→ GOAL OF THE EXERCISE: Copy each line of the material in which the word "placeholder" appears.

[Opening INFORMATION section]

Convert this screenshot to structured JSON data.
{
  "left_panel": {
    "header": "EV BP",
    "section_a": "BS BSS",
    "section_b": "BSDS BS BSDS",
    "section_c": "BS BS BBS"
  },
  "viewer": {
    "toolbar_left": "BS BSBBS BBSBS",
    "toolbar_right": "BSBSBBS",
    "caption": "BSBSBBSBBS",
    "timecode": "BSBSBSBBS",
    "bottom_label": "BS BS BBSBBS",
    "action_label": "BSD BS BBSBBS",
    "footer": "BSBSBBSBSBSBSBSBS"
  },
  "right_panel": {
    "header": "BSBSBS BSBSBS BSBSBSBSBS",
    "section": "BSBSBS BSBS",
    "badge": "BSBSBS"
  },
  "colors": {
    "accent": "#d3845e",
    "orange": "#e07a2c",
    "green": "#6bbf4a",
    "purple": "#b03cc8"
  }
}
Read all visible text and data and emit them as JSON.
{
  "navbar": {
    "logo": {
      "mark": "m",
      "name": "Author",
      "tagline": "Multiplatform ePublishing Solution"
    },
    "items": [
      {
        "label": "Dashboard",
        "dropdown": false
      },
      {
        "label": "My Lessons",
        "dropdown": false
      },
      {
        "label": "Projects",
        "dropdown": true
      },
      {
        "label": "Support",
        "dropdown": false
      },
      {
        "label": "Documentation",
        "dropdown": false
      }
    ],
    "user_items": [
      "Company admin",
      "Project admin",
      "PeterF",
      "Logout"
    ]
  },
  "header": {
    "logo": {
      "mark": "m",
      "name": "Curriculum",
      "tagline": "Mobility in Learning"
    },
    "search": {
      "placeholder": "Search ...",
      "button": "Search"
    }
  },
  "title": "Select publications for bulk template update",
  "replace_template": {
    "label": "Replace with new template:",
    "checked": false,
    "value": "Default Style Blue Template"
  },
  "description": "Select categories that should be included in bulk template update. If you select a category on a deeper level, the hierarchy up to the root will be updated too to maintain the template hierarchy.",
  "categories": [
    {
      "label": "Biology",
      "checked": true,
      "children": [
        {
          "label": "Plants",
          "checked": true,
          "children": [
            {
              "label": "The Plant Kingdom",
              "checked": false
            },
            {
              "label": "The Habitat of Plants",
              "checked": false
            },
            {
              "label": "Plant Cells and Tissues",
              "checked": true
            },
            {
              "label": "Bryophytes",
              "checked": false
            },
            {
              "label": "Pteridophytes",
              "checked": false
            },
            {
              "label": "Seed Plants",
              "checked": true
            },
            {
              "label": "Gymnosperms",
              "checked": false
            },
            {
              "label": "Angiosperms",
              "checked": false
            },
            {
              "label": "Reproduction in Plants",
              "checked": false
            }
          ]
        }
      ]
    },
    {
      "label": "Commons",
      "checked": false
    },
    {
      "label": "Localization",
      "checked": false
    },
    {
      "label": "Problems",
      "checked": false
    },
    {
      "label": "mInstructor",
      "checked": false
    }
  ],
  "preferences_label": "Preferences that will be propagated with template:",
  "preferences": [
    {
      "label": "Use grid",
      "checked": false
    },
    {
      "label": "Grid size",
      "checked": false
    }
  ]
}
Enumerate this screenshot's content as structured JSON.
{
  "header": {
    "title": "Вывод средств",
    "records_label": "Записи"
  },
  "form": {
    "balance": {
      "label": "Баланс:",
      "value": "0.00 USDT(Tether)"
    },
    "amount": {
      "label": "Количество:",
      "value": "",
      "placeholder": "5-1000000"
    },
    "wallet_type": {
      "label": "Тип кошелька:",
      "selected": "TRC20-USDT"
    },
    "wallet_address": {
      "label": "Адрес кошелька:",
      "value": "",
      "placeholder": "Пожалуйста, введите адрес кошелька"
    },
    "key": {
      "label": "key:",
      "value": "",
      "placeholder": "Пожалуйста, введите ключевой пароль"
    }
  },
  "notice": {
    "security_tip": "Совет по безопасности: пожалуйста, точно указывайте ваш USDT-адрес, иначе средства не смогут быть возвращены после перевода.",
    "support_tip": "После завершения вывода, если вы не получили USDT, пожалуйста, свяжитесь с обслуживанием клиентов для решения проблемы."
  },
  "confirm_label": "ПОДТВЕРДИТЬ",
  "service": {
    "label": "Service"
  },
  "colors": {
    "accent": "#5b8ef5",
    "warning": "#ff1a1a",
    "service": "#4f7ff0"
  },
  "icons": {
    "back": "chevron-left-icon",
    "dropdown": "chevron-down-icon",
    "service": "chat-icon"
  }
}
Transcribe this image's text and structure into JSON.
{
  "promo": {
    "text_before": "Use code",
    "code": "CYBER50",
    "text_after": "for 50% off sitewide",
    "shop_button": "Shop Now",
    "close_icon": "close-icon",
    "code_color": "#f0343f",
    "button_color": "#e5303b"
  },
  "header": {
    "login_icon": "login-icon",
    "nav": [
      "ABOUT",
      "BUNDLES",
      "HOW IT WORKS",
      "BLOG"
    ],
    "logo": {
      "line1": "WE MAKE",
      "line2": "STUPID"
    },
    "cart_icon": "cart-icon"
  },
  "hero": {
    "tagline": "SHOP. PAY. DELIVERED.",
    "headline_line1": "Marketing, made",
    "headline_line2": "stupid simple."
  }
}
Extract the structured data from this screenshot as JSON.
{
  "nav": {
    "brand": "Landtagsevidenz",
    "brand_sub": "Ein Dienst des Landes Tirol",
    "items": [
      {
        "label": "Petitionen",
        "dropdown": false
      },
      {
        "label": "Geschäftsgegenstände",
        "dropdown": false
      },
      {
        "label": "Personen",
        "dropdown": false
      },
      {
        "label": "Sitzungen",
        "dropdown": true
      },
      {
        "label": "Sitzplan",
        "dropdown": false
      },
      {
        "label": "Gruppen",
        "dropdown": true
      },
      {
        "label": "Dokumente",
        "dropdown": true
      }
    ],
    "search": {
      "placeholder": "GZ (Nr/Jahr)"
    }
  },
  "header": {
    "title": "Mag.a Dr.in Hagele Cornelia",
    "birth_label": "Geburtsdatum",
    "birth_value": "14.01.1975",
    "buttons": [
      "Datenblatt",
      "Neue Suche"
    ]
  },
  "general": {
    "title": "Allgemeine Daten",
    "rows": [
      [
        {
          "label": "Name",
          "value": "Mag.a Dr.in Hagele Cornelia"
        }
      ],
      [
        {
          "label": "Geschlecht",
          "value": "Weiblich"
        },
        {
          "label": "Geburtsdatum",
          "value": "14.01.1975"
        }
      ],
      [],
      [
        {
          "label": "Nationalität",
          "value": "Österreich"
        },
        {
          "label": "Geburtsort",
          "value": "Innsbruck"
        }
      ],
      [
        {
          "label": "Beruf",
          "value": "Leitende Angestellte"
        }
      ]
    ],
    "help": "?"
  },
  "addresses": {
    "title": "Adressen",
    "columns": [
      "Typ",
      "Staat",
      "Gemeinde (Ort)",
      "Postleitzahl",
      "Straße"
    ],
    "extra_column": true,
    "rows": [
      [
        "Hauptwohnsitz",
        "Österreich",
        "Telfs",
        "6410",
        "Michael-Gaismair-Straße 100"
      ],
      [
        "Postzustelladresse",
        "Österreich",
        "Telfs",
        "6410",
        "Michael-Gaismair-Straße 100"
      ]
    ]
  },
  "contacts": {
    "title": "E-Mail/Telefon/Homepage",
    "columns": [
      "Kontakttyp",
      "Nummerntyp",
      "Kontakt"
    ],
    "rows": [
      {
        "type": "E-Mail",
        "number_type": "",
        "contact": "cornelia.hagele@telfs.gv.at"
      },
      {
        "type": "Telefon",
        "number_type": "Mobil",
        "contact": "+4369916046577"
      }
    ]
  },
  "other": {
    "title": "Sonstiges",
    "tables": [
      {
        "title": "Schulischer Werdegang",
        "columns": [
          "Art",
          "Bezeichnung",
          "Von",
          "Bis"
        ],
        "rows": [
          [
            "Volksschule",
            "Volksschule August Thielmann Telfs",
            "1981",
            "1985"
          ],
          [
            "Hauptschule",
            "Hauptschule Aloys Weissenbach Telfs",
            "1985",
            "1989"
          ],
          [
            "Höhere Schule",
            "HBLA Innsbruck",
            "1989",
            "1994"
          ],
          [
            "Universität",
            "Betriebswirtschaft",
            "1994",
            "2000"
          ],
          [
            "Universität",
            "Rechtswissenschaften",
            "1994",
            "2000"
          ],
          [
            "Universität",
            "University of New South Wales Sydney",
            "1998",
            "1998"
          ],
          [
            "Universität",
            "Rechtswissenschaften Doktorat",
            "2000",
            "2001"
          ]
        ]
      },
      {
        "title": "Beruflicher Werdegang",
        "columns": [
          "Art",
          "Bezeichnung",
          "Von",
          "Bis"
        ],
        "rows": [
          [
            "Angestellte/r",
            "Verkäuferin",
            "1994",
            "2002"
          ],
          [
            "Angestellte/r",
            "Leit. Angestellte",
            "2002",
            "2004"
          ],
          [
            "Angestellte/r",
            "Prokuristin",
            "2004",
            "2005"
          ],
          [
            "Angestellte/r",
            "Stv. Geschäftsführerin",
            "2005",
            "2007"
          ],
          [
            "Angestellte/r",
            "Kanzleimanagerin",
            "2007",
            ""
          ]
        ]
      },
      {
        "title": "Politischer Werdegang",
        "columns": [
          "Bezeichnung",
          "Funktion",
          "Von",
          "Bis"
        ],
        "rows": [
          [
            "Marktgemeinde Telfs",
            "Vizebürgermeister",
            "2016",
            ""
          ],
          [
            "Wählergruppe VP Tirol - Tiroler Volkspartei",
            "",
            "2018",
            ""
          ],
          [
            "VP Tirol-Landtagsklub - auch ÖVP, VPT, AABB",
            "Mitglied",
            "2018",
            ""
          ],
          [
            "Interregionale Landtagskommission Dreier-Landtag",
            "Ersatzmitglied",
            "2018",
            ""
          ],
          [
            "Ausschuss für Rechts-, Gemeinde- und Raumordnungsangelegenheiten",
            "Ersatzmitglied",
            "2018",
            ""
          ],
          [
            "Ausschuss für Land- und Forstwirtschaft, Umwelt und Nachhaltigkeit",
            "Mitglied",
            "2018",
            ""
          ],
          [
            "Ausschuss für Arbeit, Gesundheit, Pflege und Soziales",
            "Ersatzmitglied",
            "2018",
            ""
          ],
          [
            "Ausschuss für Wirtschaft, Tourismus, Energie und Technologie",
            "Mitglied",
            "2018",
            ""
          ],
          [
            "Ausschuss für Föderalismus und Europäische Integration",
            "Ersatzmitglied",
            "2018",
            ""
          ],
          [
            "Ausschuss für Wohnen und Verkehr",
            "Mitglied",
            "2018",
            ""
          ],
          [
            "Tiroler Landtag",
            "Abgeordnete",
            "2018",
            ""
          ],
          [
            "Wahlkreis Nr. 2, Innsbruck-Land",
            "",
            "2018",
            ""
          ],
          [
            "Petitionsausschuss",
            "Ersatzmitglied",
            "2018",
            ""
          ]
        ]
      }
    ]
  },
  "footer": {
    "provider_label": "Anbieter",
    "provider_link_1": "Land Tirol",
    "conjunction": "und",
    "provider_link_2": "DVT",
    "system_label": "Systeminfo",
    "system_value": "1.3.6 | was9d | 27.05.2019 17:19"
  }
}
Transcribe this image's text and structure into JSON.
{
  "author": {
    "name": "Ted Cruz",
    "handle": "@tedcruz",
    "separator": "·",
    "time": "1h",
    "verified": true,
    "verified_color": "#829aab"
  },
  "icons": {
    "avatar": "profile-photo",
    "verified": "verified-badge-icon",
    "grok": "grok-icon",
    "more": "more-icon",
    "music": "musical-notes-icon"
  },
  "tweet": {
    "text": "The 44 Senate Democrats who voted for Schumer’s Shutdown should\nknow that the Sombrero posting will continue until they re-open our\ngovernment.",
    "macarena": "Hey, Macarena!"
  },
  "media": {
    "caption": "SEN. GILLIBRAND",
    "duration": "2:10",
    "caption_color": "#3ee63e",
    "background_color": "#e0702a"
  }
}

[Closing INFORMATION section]

→ TASK RESULT:
      "placeholder": "Search ...",
      "placeholder": "5-1000000"
      "placeholder": "Пожалуйста, введите адрес кошелька"
      "placeholder": "Пожалуйста, введите ключевой пароль"
      "placeholder": "GZ (Nr/Jahr)"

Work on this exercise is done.